The three dogs race back and forth between their scattered people walking the trail. Maizey and Izzy come back to check on Rob and I (at the back of the group again!) and then speed on up ahead to see what Ripley might have found (often deep puddles of water and mud that are perfect spots to lie down in!). All three dogs have mud-blackened legs and feet to complement their gorgeous, golden coats. They are also having a great time!
There are more wind-thrown trees on this section of the trail. We are close to the western edge of the ridge and undoubtedly the wind exposure here is greater than at the more sheltered trailhead. The power and consistency of the wind blowing in from the west all across the Laurel Highlands represents a potential energy resource. A number of “wind farms” have been built along the ridges to try to tap into this renewable resource. But, nothing is ever free or completely harmless, and the potential impacts of these wind turbines especially on birds need to be clearly understood before we rush into their widespread construction.
The Loop rejoins the main Wolf Rocks Trail at a junction we name “Jameson’s Point.” We stop and have a quick snack and break. The trail then follows a broad, flat, well walked path out to the rocky overlook. The rocks themselves are great blocks of sandstone that have begun to crack and shift away from the mass of the ridge. Ice wedging, root intrusion, and the slow, steady pull of gravity (not to mention the weights and vibrations of quite a few hiking boots) will slowly power the separation of these rocks from the ridge top. Someday, the rocks will break away and tumble down the slope to make a “rock city” on some level section of the hillside.
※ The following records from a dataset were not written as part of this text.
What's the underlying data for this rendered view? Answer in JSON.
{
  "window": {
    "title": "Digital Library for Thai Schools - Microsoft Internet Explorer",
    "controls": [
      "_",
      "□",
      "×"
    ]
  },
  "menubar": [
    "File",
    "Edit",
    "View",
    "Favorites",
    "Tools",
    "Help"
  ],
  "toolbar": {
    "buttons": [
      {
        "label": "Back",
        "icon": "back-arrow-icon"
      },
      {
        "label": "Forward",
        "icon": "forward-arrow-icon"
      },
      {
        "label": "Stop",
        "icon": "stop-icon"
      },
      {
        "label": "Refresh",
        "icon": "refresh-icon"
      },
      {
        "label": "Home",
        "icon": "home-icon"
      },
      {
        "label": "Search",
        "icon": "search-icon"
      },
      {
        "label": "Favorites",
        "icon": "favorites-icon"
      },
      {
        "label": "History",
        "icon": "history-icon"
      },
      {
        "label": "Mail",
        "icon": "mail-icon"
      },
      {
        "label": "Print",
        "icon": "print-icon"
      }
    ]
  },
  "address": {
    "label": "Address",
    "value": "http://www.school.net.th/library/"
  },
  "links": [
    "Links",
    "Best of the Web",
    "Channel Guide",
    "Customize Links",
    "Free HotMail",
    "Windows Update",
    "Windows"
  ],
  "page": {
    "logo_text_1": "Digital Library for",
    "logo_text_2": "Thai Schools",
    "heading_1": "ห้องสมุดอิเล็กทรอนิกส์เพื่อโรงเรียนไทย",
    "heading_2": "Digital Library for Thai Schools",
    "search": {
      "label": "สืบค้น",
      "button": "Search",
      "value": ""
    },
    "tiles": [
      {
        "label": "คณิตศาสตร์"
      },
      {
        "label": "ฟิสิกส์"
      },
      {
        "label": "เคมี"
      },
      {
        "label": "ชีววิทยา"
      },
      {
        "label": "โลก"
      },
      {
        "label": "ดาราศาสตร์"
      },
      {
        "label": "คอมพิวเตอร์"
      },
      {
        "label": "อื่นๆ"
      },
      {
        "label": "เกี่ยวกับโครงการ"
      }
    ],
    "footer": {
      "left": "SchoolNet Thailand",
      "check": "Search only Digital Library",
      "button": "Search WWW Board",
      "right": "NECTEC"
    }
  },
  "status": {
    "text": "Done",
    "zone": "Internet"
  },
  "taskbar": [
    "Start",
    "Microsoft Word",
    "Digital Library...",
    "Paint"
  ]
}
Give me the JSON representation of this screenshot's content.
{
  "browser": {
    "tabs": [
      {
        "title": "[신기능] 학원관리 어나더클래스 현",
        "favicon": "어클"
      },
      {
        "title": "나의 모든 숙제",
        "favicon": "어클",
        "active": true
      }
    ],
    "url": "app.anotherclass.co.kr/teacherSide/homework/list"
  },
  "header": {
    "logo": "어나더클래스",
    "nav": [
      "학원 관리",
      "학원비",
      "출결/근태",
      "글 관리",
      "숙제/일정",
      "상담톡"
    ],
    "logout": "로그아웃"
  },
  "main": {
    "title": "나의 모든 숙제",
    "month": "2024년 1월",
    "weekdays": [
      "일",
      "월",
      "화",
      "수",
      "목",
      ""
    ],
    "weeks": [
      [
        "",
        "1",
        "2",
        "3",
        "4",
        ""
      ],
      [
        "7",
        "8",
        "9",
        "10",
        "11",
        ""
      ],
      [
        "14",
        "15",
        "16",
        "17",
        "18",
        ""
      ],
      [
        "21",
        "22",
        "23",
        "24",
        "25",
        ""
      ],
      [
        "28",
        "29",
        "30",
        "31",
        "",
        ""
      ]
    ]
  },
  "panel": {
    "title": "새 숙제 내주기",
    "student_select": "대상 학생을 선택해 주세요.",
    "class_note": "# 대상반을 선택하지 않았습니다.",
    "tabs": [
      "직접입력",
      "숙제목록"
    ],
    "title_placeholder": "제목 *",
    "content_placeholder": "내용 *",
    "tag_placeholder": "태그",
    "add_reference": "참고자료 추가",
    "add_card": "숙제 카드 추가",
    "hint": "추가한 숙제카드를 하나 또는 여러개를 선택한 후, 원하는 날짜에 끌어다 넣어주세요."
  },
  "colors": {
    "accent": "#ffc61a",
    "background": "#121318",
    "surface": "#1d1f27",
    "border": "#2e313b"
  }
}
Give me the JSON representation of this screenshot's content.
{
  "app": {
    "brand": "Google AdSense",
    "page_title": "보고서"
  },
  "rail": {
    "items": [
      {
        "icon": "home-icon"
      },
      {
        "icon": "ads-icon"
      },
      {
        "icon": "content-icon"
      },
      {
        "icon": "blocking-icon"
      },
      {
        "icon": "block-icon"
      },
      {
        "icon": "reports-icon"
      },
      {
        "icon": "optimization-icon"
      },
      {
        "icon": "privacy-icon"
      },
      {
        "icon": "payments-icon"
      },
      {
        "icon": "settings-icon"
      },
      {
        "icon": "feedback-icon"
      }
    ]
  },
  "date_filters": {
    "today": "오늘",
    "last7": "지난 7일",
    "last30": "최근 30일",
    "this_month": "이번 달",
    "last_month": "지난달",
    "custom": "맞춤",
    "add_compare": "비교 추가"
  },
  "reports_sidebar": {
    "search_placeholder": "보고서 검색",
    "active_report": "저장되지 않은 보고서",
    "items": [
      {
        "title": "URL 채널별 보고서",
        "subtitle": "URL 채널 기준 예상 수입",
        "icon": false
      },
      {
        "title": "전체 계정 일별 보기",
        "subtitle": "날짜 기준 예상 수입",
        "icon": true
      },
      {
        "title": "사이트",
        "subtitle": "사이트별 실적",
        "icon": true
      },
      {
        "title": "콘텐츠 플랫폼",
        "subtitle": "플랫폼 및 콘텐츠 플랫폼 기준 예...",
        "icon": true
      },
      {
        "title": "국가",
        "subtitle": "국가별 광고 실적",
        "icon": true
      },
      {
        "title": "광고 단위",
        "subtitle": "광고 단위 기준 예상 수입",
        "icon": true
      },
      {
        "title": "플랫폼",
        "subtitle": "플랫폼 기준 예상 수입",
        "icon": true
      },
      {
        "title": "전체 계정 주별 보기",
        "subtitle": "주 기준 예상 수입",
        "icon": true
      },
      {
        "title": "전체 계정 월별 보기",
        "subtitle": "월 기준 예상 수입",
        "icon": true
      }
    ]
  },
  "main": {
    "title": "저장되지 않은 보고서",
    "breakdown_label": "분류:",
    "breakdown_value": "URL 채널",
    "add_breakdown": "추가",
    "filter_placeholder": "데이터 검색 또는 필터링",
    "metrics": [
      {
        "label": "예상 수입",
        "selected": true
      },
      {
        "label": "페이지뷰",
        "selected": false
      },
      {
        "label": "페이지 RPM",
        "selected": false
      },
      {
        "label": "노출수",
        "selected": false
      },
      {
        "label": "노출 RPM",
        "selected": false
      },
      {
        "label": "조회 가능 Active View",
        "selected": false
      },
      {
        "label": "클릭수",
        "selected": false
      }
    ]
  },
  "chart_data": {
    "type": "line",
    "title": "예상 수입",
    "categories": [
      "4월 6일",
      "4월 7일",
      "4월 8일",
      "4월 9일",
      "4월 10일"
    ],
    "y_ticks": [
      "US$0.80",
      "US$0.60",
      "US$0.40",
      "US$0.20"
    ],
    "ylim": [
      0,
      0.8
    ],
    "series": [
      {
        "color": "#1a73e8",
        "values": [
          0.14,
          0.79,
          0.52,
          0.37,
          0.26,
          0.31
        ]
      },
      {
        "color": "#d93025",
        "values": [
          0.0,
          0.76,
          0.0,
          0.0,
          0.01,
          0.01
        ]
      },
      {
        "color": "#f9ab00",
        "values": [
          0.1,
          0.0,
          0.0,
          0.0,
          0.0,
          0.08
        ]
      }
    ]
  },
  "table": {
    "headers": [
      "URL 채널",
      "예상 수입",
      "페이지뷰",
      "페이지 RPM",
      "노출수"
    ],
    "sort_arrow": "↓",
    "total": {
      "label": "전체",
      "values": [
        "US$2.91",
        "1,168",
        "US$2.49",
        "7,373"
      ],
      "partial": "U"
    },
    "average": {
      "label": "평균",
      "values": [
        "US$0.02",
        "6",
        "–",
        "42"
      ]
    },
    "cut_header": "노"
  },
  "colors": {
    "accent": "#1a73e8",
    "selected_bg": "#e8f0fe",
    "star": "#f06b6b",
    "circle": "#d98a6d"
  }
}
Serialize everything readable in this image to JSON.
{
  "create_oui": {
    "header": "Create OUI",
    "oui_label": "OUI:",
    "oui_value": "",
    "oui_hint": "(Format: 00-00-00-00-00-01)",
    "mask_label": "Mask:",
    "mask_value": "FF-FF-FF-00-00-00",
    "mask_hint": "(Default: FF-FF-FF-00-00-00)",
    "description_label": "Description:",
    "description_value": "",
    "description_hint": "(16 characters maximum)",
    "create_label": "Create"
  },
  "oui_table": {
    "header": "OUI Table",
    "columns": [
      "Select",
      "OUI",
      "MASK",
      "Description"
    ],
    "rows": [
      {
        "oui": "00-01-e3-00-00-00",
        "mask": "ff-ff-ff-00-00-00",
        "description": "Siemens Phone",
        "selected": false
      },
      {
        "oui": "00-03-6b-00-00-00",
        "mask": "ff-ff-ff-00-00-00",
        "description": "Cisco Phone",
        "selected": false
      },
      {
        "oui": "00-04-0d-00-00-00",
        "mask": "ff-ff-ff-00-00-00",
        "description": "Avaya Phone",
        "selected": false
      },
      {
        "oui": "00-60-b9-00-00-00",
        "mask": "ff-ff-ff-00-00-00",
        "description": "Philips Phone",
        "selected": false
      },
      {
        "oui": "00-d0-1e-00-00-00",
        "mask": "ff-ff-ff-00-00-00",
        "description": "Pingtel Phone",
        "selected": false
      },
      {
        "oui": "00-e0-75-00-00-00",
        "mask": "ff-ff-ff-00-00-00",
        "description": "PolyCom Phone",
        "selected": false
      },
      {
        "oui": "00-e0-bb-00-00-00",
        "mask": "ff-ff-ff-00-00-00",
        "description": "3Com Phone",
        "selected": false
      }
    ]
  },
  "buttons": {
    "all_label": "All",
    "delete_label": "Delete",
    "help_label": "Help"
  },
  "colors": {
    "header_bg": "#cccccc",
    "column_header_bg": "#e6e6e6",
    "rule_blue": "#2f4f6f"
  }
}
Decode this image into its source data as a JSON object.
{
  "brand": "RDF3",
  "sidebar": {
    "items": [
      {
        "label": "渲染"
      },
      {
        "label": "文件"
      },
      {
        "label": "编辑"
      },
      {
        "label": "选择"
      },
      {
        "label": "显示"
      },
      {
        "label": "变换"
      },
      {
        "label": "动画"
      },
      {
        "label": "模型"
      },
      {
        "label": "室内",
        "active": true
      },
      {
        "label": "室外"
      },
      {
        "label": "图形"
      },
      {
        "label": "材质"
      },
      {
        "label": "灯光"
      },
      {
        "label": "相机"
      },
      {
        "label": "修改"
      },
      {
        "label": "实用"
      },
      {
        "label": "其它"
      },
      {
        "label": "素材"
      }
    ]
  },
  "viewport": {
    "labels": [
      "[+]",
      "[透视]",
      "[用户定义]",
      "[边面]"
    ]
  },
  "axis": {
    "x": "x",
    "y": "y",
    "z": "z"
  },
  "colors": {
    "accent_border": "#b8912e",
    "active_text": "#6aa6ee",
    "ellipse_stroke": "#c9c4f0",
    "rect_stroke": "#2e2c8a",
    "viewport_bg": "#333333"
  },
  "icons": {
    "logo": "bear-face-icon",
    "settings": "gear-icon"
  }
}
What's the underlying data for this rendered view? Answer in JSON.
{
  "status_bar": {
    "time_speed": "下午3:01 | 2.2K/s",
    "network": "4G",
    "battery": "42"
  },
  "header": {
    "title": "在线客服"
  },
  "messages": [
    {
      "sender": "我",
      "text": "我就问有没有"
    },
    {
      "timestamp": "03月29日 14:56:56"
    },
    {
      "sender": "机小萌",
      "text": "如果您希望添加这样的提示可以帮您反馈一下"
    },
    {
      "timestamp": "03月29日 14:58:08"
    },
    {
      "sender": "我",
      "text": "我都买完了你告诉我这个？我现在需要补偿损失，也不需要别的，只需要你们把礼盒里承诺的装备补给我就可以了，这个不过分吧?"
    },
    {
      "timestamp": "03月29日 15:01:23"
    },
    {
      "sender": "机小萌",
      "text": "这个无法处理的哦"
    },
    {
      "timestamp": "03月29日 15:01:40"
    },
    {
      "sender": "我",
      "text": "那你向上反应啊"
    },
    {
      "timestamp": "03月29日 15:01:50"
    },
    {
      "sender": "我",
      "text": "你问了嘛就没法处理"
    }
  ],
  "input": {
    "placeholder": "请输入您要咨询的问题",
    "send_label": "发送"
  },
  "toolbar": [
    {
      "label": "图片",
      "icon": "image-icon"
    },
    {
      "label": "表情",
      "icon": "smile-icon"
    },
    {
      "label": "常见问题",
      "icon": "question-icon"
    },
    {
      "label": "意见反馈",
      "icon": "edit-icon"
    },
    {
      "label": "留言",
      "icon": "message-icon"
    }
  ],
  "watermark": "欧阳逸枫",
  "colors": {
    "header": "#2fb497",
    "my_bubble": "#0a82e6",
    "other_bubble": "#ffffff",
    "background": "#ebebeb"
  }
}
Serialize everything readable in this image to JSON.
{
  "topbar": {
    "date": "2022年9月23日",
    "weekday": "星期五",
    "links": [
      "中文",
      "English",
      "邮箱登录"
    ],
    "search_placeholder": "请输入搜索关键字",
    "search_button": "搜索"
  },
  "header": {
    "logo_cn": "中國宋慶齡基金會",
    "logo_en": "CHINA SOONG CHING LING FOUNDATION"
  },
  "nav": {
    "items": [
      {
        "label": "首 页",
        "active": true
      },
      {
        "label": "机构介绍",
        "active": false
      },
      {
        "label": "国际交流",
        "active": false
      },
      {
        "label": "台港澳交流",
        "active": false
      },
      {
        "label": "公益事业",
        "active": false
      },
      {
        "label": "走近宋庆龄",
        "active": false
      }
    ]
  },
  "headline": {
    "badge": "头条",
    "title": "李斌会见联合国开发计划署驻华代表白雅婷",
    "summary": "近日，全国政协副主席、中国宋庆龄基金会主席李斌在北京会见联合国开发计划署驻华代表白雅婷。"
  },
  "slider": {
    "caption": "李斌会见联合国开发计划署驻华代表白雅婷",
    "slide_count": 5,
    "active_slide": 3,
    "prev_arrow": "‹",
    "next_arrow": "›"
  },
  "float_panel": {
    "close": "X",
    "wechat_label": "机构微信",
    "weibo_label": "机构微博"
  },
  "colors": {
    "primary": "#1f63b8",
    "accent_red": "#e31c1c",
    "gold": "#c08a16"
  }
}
We put the dogs on their leashes as we approached the rocks and promontory. We don’t want them stumbling off of the rocks or sliding down the steep cliff face. On past visits to these rocks we have seen large rattlesnakes among the shrubby vegetation. In fact, in 2006 we saw the biggest timber rattlesnake I have ever seen in Pennsylvania coiled up under a mountain laurel bush. His warning rattle was deep and loud! It was difficult to determine his exact length but he was in a foot diameter coiled mass, repeatedly wound around himself, and his body was the diameter of my forearm. Even allowing for adrenaline induced visual exaggerations, he was impressive! But today, in early November, there are no active rattlesnakes so we climb about and put our hands and feet into crevices that we would surely avoid in warmer weather.
The sun is starting to drop down in the western sky and the temperatures are steadily falling. We zip up our coats more tightly and speed up our pace a bit as we walk the main trail back to the parking area. Red and sugar maples, red oak, black cherry, and sassafras dominate the forest. Cat brier and mountain laurel fill in the understory along with an impressive number of mostly red maple seedlings. There is a park-like feeling to the forest: widely spread trees surrounded by a uniform understory. Could the rocky soil be one of the causes of the great spaces between the trees? Along one long section of the trail the path was elevated on packed up soil and crossed several covered cross-logs that spanned sections of boggy soil that was loaded with sphagnum moss. Possibly this was an extension of the nearby Spruce Flats Bog.
We get back to the cars after a little more than three hours of hiking. We are tired, a bit footsore, and cold but decide that we need to keep going so that we can see the Spruce Flats Bog before the sun completely sets.
(continued next week!)